Solution-Focused Therapy in The Management of Psychological Distress Among Newly Diagnosed People Living with HIV/AIDS in Ibadan, Nigeria (Published)

This study investigates the efficacy of Solution-Focused Therapy (SFT) in the management of psychological distress among newly diagnosed people living with HIV/AIDS (PLWHA) in Ibadan, Oyo State, Nigeria. A pretest – posttest control group quasi experimental design with 2 x 2 factorial matrix was used for the study with Health Locus of Control (HLC) as a moderator. Purposive sampling technique was utilised to select three hospitals in Ibadan; and 40 newly diagnosed PLWHA were assigned to SFT (23) and the control (17) group. Data were analysed using analysis of covariance and bonferonni Pair-wise test at 0.05 level of significance. There was significant main effect of treatment on psychological distress of newly diagnosed PLWHA (F (2.33) = 4.11, ῆ2 = 0.15). The SFT was more effective in the management of psychological distress among the participants. There was also significant main effect of HLC on the psychological distress of newly diagnosed PLWHA. There was significant effect of interaction between treatment and health locus of control on psychological distress of people leaving with HIV/AIDS (F (2.31) = 10.391; ῆ2= 0.251). Similarly, there was no significant interaction effect of treatment and health locus of control on psychological distress; F (1,31) = .220, p>0.05, η2= 0.007. The study recommends that health care providers and policy makers should be sensitive to the fact that people who are infected with HIV do experience a variety of psychological distresses as well as increased depression, hopelessness, anxiety and fatigue.

Keywords: Health locus of control, People living with HIV/AIDS, Psychological Distress, Solution-focused therapy

Psychological Distress of Aguata Suburban Female Bankers, Anambra State, Nigeria: Interplay of Perceived Organizational Justice, Job-Related Tension, and Organizational Frustration (Published)

This study examined psychological distress of Aguata suburban female bankers, Anambra State, Nigeria, with the objectives of understanding the interplay of job-related tension, perceived organizational justice and organizational frustration, using 89 participants, age-ranged 26-56 years, mean age 39.19, and standard deviation 7.35, sampled through cluster sampling technique. Reliable/valid instruments used were Job-related Tension Scale, Perceived-Organizational Justice Scale, and Organizational Frustration Scale. Multiple regression statistic tested the hypotheses postulated. The findings were job-related tension had significant positive correlation and significantly predicted 50% with organizational frustration; as well as have negative correlation with perceived-organizational justice of the participants. Perceived-organizational justice did not significantly predict organizational frustration (21% only) of female bankers. Recommendations were: Psychological intervention mechanisms should be provided for bankers. Organizational justice policies need to be complimented with proaction facilitators to reduce psychological distress of female bankers.
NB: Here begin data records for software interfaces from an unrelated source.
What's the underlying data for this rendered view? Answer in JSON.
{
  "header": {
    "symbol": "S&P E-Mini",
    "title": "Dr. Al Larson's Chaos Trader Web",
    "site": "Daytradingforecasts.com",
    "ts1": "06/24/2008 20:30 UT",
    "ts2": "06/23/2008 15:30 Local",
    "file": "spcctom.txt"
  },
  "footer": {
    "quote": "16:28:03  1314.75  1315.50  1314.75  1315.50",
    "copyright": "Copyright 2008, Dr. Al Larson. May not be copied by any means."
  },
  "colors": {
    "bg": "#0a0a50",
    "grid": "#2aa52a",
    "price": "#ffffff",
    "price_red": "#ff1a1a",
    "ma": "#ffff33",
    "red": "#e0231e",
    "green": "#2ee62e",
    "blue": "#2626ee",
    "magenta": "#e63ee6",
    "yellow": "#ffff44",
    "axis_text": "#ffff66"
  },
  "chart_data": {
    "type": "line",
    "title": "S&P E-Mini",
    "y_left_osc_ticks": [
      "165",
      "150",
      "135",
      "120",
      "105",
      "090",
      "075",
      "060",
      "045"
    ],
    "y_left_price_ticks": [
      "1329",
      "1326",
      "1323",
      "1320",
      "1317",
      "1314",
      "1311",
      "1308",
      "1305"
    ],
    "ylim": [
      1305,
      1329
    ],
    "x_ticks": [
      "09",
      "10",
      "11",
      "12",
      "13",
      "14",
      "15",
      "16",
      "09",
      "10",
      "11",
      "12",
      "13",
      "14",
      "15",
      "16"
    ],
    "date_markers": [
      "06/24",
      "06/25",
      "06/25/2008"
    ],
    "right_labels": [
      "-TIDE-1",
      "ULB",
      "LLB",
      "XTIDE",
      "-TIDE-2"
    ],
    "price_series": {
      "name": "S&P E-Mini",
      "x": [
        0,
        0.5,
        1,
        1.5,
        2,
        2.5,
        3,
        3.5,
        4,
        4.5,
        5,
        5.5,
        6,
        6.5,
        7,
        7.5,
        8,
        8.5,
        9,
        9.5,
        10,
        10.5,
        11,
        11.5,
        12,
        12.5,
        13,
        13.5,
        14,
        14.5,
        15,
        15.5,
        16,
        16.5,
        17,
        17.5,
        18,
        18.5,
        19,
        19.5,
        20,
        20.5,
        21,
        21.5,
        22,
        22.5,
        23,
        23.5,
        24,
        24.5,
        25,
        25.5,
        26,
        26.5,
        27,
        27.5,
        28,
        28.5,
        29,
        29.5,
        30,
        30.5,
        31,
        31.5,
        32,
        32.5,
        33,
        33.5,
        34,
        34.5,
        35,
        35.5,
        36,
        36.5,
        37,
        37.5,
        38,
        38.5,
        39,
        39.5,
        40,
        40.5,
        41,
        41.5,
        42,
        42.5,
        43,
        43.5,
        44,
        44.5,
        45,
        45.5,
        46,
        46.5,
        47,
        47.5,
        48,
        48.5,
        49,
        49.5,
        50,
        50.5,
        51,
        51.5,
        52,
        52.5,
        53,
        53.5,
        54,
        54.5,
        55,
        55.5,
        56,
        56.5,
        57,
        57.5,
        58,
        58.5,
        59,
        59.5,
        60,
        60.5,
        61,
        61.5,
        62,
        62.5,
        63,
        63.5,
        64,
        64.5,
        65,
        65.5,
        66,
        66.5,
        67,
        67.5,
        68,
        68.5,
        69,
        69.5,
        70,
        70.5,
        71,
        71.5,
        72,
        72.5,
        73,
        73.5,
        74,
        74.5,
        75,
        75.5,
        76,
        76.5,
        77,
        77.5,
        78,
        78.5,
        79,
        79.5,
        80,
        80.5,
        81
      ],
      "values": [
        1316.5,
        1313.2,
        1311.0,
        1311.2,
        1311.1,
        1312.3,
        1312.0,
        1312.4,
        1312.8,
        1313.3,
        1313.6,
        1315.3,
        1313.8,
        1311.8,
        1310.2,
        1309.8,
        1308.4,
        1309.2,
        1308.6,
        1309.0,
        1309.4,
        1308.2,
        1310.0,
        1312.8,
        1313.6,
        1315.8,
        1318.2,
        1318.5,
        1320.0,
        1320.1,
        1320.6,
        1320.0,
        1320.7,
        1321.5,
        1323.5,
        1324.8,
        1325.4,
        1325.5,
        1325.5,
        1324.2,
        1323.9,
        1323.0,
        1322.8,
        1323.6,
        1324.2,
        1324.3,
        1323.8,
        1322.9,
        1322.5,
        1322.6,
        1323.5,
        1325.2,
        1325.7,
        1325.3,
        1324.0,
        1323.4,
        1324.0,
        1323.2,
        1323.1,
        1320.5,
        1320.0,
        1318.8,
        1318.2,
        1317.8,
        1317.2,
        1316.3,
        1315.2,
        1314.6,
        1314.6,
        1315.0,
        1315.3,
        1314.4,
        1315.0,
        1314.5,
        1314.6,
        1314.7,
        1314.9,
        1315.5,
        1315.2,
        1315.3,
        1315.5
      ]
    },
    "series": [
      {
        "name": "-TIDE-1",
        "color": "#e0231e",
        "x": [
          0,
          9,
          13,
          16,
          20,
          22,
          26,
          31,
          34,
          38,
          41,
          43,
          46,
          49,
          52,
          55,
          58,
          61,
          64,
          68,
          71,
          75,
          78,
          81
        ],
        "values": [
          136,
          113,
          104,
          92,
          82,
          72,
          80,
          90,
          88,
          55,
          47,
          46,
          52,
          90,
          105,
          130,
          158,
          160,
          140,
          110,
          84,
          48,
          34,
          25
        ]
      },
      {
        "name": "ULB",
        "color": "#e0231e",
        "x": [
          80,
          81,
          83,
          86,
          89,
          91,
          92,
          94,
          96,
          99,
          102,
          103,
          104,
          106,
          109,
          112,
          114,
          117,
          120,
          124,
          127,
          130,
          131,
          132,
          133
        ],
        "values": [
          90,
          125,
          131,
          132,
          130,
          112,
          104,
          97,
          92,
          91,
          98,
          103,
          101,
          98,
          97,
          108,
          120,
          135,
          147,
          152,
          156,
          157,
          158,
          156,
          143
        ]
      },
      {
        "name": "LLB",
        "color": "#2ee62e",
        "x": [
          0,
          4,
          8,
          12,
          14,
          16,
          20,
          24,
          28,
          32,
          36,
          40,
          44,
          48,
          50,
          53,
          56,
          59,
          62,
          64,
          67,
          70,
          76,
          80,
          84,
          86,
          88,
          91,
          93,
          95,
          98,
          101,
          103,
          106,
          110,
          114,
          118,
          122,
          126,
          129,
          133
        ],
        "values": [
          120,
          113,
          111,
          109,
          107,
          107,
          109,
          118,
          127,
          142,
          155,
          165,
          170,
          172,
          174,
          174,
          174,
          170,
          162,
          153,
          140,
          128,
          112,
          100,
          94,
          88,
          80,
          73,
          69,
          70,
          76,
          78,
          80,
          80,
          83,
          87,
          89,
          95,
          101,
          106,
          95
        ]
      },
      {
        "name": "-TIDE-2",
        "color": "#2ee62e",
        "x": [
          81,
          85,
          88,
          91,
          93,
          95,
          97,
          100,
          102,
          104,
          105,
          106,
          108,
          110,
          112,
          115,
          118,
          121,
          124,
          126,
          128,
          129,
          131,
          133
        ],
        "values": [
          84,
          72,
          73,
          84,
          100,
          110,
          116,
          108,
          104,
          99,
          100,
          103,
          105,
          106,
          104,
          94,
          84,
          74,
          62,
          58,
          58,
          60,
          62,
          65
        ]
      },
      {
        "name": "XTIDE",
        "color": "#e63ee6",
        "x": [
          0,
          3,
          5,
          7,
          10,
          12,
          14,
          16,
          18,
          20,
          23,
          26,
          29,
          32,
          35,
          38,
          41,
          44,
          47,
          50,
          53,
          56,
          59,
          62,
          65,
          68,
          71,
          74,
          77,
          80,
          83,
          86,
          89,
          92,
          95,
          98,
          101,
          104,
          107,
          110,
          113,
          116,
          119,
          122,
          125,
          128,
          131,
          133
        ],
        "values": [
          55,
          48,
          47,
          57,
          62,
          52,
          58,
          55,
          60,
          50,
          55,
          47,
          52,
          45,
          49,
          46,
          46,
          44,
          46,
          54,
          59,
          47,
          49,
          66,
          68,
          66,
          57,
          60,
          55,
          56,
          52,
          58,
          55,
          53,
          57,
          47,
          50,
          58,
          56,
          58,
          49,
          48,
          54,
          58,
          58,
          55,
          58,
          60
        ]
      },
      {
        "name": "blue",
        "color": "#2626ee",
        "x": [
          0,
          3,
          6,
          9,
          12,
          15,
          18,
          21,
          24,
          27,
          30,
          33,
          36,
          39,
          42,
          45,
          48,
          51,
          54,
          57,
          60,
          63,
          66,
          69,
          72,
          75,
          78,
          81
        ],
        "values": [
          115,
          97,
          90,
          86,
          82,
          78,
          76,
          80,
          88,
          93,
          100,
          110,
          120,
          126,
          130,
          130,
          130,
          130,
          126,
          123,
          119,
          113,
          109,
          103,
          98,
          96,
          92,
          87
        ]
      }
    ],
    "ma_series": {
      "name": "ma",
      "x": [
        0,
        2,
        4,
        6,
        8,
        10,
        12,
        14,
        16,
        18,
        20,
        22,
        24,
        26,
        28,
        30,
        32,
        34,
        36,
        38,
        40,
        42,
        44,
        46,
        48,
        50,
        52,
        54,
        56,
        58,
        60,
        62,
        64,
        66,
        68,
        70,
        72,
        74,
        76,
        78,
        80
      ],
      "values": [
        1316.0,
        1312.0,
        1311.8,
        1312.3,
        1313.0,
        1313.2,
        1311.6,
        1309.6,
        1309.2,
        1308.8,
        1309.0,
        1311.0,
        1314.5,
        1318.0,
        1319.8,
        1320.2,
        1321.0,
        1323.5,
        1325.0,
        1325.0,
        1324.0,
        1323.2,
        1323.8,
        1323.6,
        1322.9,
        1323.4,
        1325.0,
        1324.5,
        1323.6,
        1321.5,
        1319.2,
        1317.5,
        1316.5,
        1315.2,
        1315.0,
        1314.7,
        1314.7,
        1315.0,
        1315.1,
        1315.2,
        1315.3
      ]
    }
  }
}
Keywords: Nigeria, Psychological Distress, female-bankers, job-tension, organizational-frustration, organizational-justice

HIV/AIDS Stigmatization on Relatives and Associates of People Living with HIV/AIDS: A Psychological Study (Published)
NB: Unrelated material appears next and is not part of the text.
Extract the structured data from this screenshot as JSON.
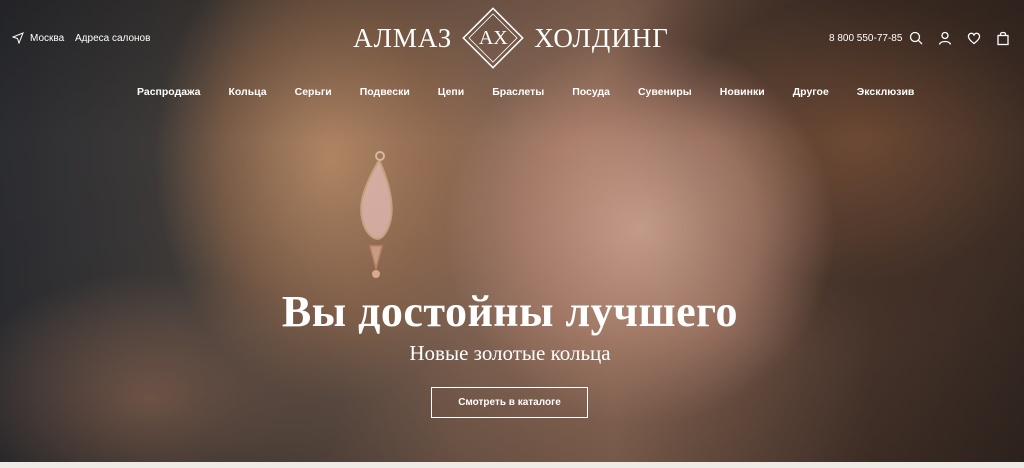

The present study examined HIV/AIDS stigmatization on relatives and associates of people living with HIV/AIDS in Ghana. After seeking informed consent from relatives and associates of HIV/AIDS patients on hand at the Korle-Bu Teaching Hospital, using purposive sampling technique, a sample of 60 responded to the HIV Stigma Scale and the Depression, Anxiety and Stress Scale. One Way Analysis of variance, Pearson Product Moment Correlation and Independent t-test were the statistical tools used for the analysis of the 3 hypotheses. Analysis of results indicates that no significant difference exists between the levels of stigma experienced by various associates of patients with HIV/AIDS. However, female associates of children with HIV/AIDS experienced more stigma than their male counterparts. The study found no significant relationship between stigma level and psychological distress among relatives and associates of the patients living with HIV/AIDS. From the Ghanaian setting, it is conclusive that regardless of the nature of relationship existing between people living with HIV/AIDS and their significant others, some level of stigma is still experienced across board. The implications of the study were discussed in line with the literature and the concept of Indigenous Cultural and Family Insurance
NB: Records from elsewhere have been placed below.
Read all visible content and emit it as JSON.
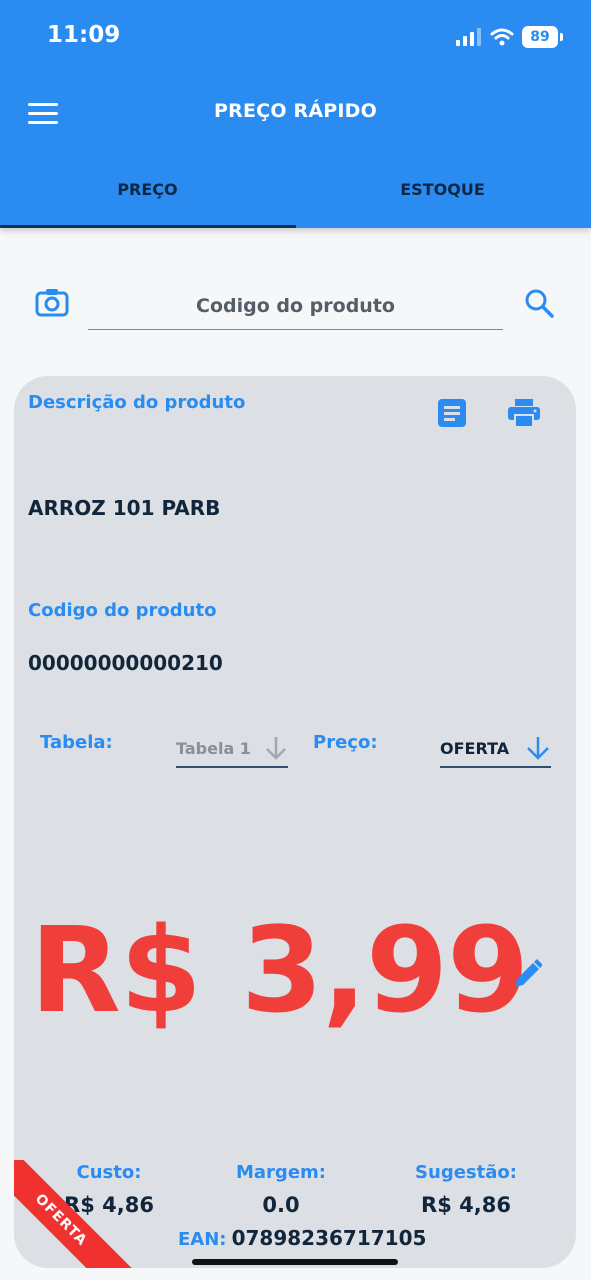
{
  "status_bar": {
    "time": "11:09",
    "battery": "89"
  },
  "app_bar": {
    "title": "PREÇO RÁPIDO"
  },
  "tabs": [
    {
      "label": "PREÇO",
      "active": true
    },
    {
      "label": "ESTOQUE",
      "active": false
    }
  ],
  "search": {
    "placeholder": "Codigo do produto",
    "value": ""
  },
  "product": {
    "description_label": "Descrição do produto",
    "description": "ARROZ 101 PARB",
    "code_label": "Codigo do produto",
    "code": "00000000000210"
  },
  "selectors": {
    "table_label": "Tabela:",
    "table_value": "Tabela 1",
    "price_label": "Preço:",
    "price_value": "OFERTA"
  },
  "price_display": "R$ 3,99",
  "summary": {
    "cost_label": "Custo:",
    "cost_value": "R$ 4,86",
    "margin_label": "Margem:",
    "margin_value": "0.0",
    "suggestion_label": "Sugestão:",
    "suggestion_value": "R$ 4,86",
    "ean_label": "EAN:",
    "ean_value": "07898236717105"
  },
  "ribbon": "OFERTA",
  "colors": {
    "primary": "#2a8cf0",
    "dark": "#12263b",
    "price_red": "#f03e3a",
    "card_bg": "#dcdfe4"
  }
}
Keywords: : HIV/AIDS Patients, Associates, Ghana, Indigenous Cultural and Family Insurance Concept, Korle-Bu Teaching Hospital, Psychological Distress, Stigmatization